EXERCISE REQUIREMENTS:
Among the entries below, how many lines hold the word "copy"? Reply with the number only.
___ SUPPLIED RECORDS
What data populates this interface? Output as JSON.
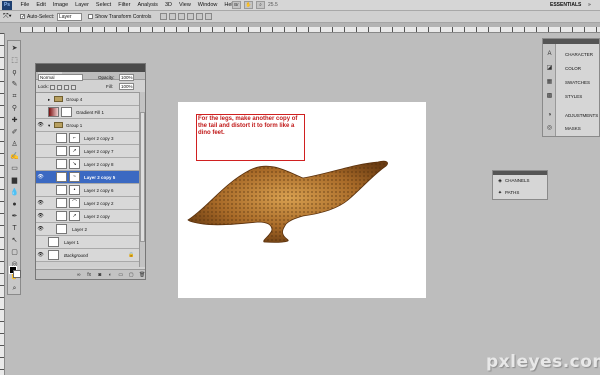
{
  "app": {
    "logo_text": "Ps",
    "workspace": "ESSENTIALS",
    "zoom": "25.5"
  },
  "menu": [
    "File",
    "Edit",
    "Image",
    "Layer",
    "Select",
    "Filter",
    "Analysis",
    "3D",
    "View",
    "Window",
    "Help"
  ],
  "options_bar": {
    "auto_select_label": "Auto-Select:",
    "auto_select_value": "Layer",
    "transform_label": "Show Transform Controls"
  },
  "note": {
    "text": "For the legs, make another copy of the tail and distort it to form like a dino feet."
  },
  "layers_panel": {
    "tab": "LAYERS",
    "blend_mode": "Normal",
    "opacity_label": "Opacity:",
    "opacity": "100%",
    "lock_label": "Lock:",
    "fill_label": "Fill:",
    "fill": "100%",
    "layers": [
      {
        "name": "Group 4",
        "type": "group",
        "visible": false,
        "selected": false
      },
      {
        "name": "Gradient Fill 1",
        "type": "fill",
        "visible": false,
        "selected": false
      },
      {
        "name": "Group 1",
        "type": "group",
        "visible": true,
        "selected": false
      },
      {
        "name": "Layer 2 copy 3",
        "type": "layer",
        "visible": false,
        "selected": false
      },
      {
        "name": "Layer 2 copy 7",
        "type": "layer",
        "visible": false,
        "selected": false
      },
      {
        "name": "Layer 2 copy 8",
        "type": "layer",
        "visible": false,
        "selected": false
      },
      {
        "name": "Layer 2 copy 5",
        "type": "layer",
        "visible": true,
        "selected": true
      },
      {
        "name": "Layer 2 copy 6",
        "type": "layer",
        "visible": false,
        "selected": false
      },
      {
        "name": "Layer 2 copy 2",
        "type": "layer",
        "visible": true,
        "selected": false
      },
      {
        "name": "Layer 2 copy",
        "type": "layer",
        "visible": true,
        "selected": false
      },
      {
        "name": "Layer 2",
        "type": "layer",
        "visible": true,
        "selected": false
      },
      {
        "name": "Layer 1",
        "type": "layer",
        "visible": false,
        "selected": false
      },
      {
        "name": "Background",
        "type": "background",
        "visible": true,
        "selected": false
      }
    ]
  },
  "right_panel": {
    "items": [
      "CHARACTER",
      "COLOR",
      "SWATCHES",
      "STYLES",
      "ADJUSTMENTS",
      "MASKS"
    ],
    "icons": [
      "character-icon",
      "color-icon",
      "swatches-icon",
      "styles-icon",
      "adjustments-icon",
      "masks-icon"
    ]
  },
  "channels_panel": {
    "items": [
      "CHANNELS",
      "PATHS"
    ]
  },
  "watermark": "pxleyes.com",
  "colors": {
    "selected_layer": "#3b69c2",
    "note_border": "#d02020",
    "canvas_bg": "#bdbdbd"
  }
}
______
RESULT OF THIS TASK:
8